Agricultural concerns, hotels, restaurants, resorts, theme parks, golf courses and a host of other industries depend on a high volume of seasonal labor, most of which must be recruited, on-boarded, trained and deployed anew each year, only to be offloaded a few months later. For managers, recruiters, and in-house HR personnel, it is usually a tiresome, time-consuming and costly annual ritual that becomes a little bit more difficult each year: Changes in local, state, and federal regulations and tax law, in particular, must be reviewed and accommodated. In many cases, the costs of recruitment continually rise, even as the available pool of credible, qualified recruits diminishes. That puts dents in productivity, profitability, and efficiency.
Each new, unproven seasonal employee also poses some significant risks: at the time of hire, ethics and performance are unknowns. To mitigate these effects, companies can be tempted to limit – or eliminate – seasonal staff, or to keep on employees on the payroll after their utility has passed. While a measure of risk may be averted, it’s a virtual certainty that business performance is compromised.
For PEOs, the challenge of seasonal employees is an opportunity to shine. It makes perfect sense: The HR tasks that most companies struggle with are a matter of daily routine to a well-run, high-functioning PEO, and there is little difficulty in administering them for seasonal personnel. As in other industries, HR processes can be managed much more expeditiously and economically by a good PEO.

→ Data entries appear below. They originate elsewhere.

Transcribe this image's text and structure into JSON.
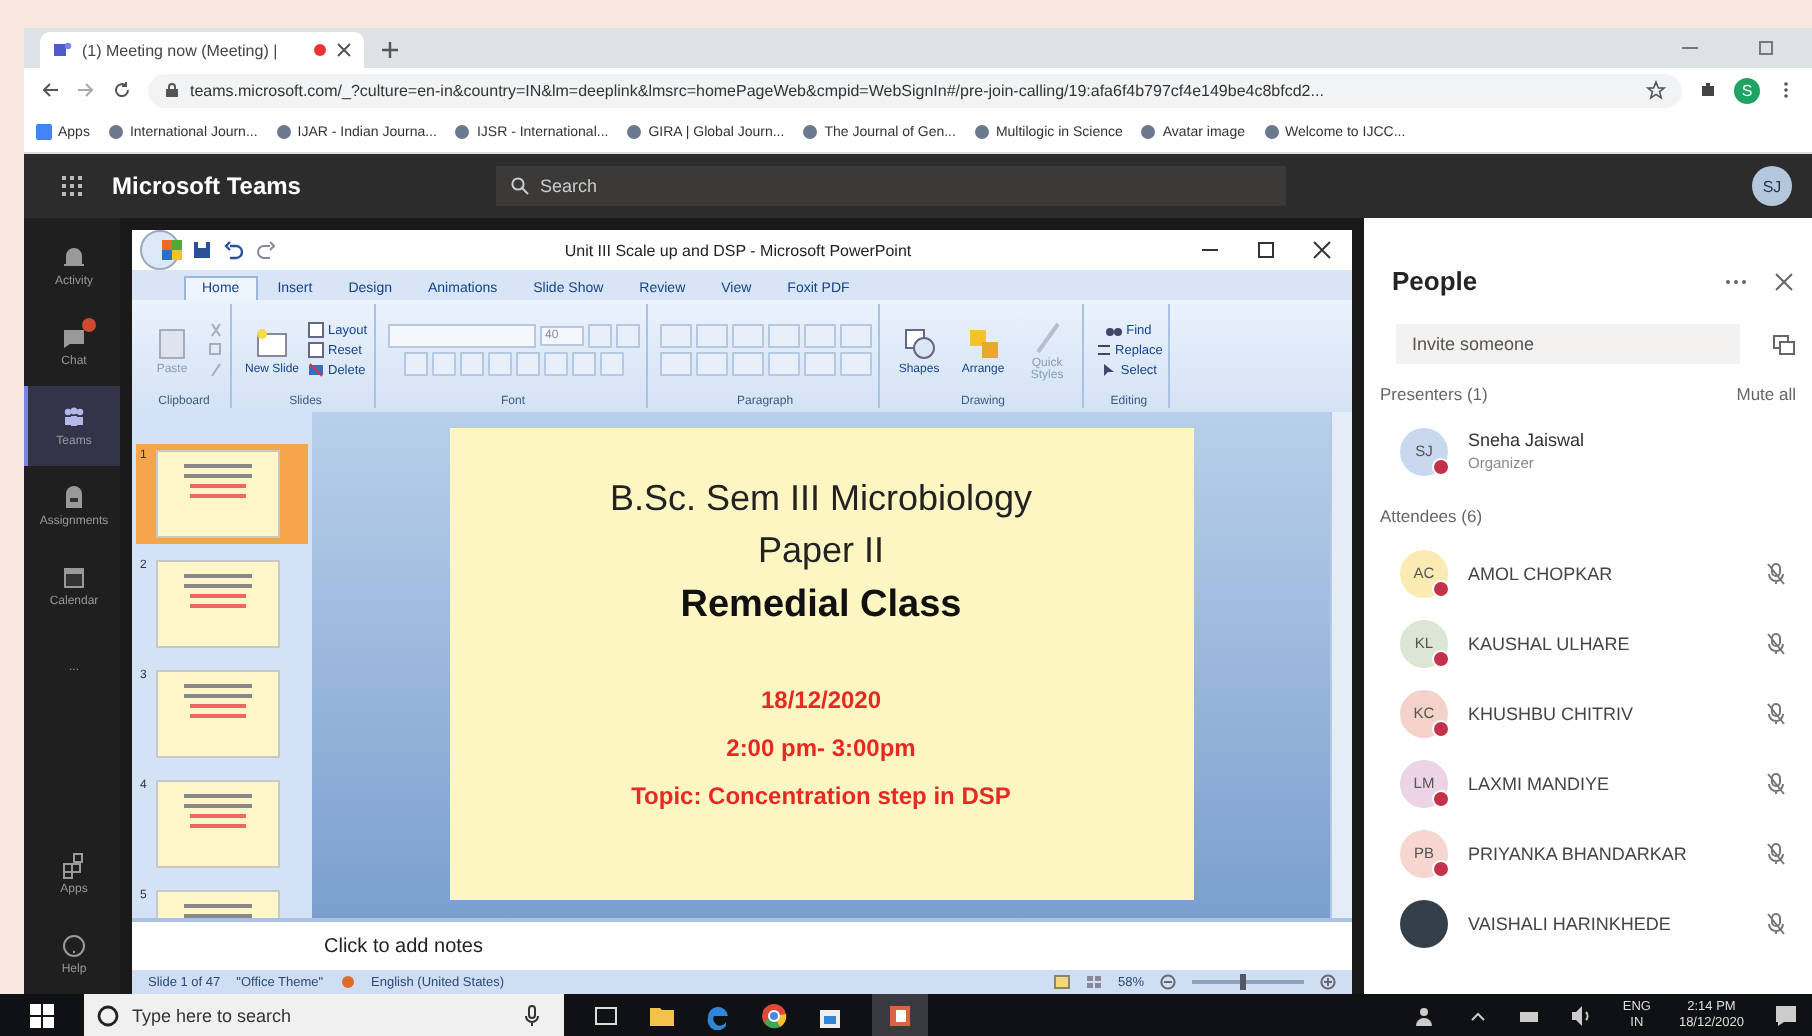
{
  "browser": {
    "tab_title": "(1) Meeting now (Meeting) |",
    "url": "teams.microsoft.com/_?culture=en-in&country=IN&lm=deeplink&lmsrc=homePageWeb&cmpid=WebSignIn#/pre-join-calling/19:afa6f4b797cf4e149be4c8bfcd2...",
    "profile_initial": "S",
    "bookmarks": [
      "Apps",
      "International Journ...",
      "IJAR - Indian Journa...",
      "IJSR - International...",
      "GIRA | Global Journ...",
      "The Journal of Gen...",
      "Multilogic in Science",
      "Avatar image",
      "Welcome to IJCC..."
    ]
  },
  "teams": {
    "title": "Microsoft Teams",
    "search_placeholder": "Search",
    "avatar": "SJ",
    "rail": [
      {
        "label": "Activity",
        "kind": "bell",
        "selected": false,
        "badge": false
      },
      {
        "label": "Chat",
        "kind": "chat",
        "selected": false,
        "badge": true
      },
      {
        "label": "Teams",
        "kind": "teams",
        "selected": true,
        "badge": false
      },
      {
        "label": "Assignments",
        "kind": "bag",
        "selected": false,
        "badge": false
      },
      {
        "label": "Calendar",
        "kind": "calendar",
        "selected": false,
        "badge": false
      },
      {
        "label": "...",
        "kind": "more",
        "selected": false,
        "badge": false
      },
      {
        "label": "Apps",
        "kind": "apps",
        "selected": false,
        "badge": false
      },
      {
        "label": "Help",
        "kind": "help",
        "selected": false,
        "badge": false
      }
    ]
  },
  "powerpoint": {
    "title": "Unit III Scale up and DSP - Microsoft PowerPoint",
    "tabs": [
      {
        "label": "Home",
        "selected": true
      },
      {
        "label": "Insert",
        "selected": false
      },
      {
        "label": "Design",
        "selected": false
      },
      {
        "label": "Animations",
        "selected": false
      },
      {
        "label": "Slide Show",
        "selected": false
      },
      {
        "label": "Review",
        "selected": false
      },
      {
        "label": "View",
        "selected": false
      },
      {
        "label": "Foxit PDF",
        "selected": false
      }
    ],
    "ribbon": {
      "paste": "Paste",
      "new_slide": "New Slide",
      "layout": "Layout",
      "reset": "Reset",
      "delete": "Delete",
      "font_size": "40",
      "shapes": "Shapes",
      "arrange": "Arrange",
      "quick_styles": "Quick Styles",
      "find": "Find",
      "replace": "Replace",
      "select": "Select",
      "groups": [
        "Clipboard",
        "Slides",
        "Font",
        "Paragraph",
        "Drawing",
        "Editing"
      ]
    },
    "thumbnails": [
      {
        "number": "1",
        "selected": true
      },
      {
        "number": "2",
        "selected": false
      },
      {
        "number": "3",
        "selected": false
      },
      {
        "number": "4",
        "selected": false
      },
      {
        "number": "5",
        "selected": false
      }
    ],
    "slide": {
      "lines": [
        {
          "text": "B.Sc. Sem III Microbiology",
          "kind": "title"
        },
        {
          "text": "Paper II",
          "kind": "title"
        },
        {
          "text": "Remedial Class",
          "kind": "heading"
        },
        {
          "text": "18/12/2020",
          "kind": "red"
        },
        {
          "text": "2:00 pm- 3:00pm",
          "kind": "red"
        },
        {
          "text": "Topic: Concentration step in DSP",
          "kind": "red"
        }
      ]
    },
    "notes_placeholder": "Click to add notes",
    "status": {
      "slide": "Slide 1 of 47",
      "theme": "\"Office Theme\"",
      "language": "English (United States)",
      "zoom": "58%",
      "zoom_slider": {
        "level": 0.45
      }
    }
  },
  "people": {
    "title": "People",
    "invite_placeholder": "Invite someone",
    "presenters_heading": "Presenters (1)",
    "mute_all": "Mute all",
    "presenters": [
      {
        "initials": "SJ",
        "name": "Sneha Jaiswal",
        "role": "Organizer",
        "color": "#c9d8ee"
      }
    ],
    "attendees_heading": "Attendees (6)",
    "attendees": [
      {
        "initials": "AC",
        "name": "AMOL CHOPKAR",
        "color": "#fbeab2",
        "photo": false
      },
      {
        "initials": "KL",
        "name": "KAUSHAL ULHARE",
        "color": "#dbe7d3",
        "photo": false
      },
      {
        "initials": "KC",
        "name": "KHUSHBU CHITRIV",
        "color": "#f3d3c9",
        "photo": false
      },
      {
        "initials": "LM",
        "name": "LAXMI MANDIYE",
        "color": "#ecd3e6",
        "photo": false
      },
      {
        "initials": "PB",
        "name": "PRIYANKA BHANDARKAR",
        "color": "#f7d6cf",
        "photo": false
      },
      {
        "name": "VAISHALI HARINKHEDE",
        "color": "#33404a",
        "photo": true
      }
    ]
  },
  "taskbar": {
    "search_placeholder": "Type here to search",
    "language": "ENG",
    "region": "IN",
    "time": "2:14 PM",
    "date": "18/12/2020"
  }
}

More and more companies are becoming aware of the PEO’s utility in minimizing the pain of seasonal employment. In particular, the hospitality and resort industries are proving to be especially fertile ground for PEO growth. At Trion, we’ve witnessed the evolution of businesses’ thinking on this issue firsthand: Companies are increasingly realizing that the effort, costs, and risks associated with seasonal hiring can be mitigated with a scalable, pay as you go solution by choosing the right PEO partner to handle it for them.
Not all PEOs have chosen to focus on serving seasonal enterprises – and some haven’t figured out how to do so effectively. For our part, we’ve made seasonal employers a key segment within the industries we serve, and have developed specialized processes suited to their unique needs, and we work collaboratively with clients to develop customized programs aligned with their specific business’s objectives. It’s a formula that has added up to success for many of the companies we work with. We’d be happy to explore your specific seasonal employment needs with you.